## TASK INSTRUCTIONS
Taking the records below, count the lines in which "Dual" appears and supply only the count.

Data about app and page elements:

※

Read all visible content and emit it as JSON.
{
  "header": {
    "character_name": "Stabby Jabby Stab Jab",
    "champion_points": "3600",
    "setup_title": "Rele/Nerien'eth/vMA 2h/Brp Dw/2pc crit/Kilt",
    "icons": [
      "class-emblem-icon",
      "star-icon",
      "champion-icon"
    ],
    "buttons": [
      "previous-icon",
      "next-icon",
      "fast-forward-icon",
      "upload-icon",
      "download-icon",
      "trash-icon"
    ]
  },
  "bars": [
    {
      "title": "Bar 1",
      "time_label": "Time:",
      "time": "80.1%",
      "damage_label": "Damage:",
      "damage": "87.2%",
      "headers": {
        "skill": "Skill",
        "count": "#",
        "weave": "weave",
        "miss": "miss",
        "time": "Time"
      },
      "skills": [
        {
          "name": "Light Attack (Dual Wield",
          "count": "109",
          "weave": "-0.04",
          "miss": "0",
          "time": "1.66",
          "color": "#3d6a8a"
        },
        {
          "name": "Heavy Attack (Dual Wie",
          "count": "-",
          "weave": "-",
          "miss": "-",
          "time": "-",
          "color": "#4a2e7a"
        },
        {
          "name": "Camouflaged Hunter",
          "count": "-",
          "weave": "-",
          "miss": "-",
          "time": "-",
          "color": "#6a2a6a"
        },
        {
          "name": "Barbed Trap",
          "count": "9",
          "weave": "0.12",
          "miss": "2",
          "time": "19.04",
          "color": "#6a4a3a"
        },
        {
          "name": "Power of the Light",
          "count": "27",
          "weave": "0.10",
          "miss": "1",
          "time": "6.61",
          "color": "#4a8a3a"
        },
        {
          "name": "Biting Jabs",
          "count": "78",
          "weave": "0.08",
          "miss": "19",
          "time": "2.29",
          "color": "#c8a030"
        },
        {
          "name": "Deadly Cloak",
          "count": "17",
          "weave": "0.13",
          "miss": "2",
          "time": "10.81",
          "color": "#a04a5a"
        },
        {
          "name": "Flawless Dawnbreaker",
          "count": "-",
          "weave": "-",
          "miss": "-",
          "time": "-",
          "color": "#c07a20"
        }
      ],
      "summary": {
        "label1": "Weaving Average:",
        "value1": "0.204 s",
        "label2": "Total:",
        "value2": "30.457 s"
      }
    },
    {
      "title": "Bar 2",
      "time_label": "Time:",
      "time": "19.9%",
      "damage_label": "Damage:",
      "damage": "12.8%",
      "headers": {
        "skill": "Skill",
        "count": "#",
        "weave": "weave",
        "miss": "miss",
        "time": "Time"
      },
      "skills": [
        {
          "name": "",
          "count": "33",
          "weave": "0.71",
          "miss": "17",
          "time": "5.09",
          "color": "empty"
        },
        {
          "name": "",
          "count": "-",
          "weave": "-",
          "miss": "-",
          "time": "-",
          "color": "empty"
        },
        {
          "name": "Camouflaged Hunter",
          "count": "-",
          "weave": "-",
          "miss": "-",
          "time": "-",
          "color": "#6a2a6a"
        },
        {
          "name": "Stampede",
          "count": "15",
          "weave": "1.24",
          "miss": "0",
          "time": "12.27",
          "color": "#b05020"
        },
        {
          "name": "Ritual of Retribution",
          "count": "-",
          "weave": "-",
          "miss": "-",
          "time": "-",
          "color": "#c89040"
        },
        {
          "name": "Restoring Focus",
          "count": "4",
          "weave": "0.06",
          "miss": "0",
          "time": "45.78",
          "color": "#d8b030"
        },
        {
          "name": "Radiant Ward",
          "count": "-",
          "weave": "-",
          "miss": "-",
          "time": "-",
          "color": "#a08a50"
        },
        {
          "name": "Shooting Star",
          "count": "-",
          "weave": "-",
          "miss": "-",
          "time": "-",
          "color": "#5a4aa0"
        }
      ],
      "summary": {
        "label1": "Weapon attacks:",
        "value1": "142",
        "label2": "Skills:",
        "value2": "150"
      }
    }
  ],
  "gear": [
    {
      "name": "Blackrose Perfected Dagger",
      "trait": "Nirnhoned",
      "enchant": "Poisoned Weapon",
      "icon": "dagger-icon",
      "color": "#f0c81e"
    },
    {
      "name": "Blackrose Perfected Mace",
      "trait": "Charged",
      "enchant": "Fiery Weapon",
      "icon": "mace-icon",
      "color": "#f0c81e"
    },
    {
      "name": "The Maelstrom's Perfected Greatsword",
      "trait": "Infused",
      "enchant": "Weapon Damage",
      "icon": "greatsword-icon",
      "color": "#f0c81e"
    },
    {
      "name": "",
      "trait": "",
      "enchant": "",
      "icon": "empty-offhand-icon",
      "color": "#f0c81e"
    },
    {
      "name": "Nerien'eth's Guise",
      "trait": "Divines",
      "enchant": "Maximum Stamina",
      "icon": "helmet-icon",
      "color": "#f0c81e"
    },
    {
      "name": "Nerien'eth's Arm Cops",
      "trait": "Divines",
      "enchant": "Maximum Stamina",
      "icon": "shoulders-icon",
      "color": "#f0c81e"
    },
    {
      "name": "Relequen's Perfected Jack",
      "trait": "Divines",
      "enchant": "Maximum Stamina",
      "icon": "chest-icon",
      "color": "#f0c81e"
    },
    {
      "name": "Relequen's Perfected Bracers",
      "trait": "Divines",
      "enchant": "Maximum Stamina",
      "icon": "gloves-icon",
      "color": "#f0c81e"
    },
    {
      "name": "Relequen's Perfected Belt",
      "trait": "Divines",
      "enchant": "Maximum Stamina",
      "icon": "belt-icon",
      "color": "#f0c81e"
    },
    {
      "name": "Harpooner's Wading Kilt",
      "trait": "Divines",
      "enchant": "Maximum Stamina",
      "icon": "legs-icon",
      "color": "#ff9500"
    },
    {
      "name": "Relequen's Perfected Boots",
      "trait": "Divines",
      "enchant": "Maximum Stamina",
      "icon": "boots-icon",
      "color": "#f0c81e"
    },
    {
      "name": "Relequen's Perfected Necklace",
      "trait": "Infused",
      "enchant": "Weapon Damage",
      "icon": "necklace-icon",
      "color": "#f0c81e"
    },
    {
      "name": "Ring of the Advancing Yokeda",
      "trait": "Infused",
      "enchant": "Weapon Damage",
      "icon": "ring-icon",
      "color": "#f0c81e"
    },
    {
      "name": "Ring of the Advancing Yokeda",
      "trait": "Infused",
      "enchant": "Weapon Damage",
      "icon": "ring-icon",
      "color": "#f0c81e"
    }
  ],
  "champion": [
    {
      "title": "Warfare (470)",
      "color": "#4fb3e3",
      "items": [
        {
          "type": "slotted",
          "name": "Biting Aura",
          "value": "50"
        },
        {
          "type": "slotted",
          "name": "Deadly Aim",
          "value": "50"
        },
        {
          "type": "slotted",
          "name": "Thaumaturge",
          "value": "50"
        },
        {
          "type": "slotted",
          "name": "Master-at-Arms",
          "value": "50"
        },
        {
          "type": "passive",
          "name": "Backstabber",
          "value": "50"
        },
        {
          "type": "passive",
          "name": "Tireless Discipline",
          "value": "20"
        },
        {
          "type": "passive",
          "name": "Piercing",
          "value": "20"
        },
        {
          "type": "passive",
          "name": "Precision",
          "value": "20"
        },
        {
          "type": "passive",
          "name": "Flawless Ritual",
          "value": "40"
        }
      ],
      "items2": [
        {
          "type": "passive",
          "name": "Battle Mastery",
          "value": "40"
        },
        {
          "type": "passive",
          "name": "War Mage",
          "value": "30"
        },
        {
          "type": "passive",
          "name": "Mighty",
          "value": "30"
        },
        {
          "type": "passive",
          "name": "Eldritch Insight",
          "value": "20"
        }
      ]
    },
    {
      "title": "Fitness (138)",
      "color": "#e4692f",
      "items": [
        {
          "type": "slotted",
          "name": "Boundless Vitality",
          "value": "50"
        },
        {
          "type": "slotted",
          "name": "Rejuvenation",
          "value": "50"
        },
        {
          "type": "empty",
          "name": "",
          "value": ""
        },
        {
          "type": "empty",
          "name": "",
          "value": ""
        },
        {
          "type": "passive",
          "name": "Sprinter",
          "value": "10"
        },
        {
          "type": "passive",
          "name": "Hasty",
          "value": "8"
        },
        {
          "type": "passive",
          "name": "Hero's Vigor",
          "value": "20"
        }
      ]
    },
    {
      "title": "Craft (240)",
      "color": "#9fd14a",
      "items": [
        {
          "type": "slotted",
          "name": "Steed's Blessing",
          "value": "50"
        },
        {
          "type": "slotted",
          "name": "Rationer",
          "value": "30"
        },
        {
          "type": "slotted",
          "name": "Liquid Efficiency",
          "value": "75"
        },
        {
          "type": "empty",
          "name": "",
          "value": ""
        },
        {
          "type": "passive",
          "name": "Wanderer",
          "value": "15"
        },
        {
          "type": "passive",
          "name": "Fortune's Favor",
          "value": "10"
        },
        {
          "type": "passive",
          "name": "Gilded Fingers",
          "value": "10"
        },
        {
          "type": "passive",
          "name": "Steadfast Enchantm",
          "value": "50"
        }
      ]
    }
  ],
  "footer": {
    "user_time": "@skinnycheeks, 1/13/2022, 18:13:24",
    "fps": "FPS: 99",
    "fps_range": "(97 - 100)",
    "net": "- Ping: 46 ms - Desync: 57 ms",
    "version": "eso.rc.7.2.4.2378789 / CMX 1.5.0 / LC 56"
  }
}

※

## ANSWER BOX
2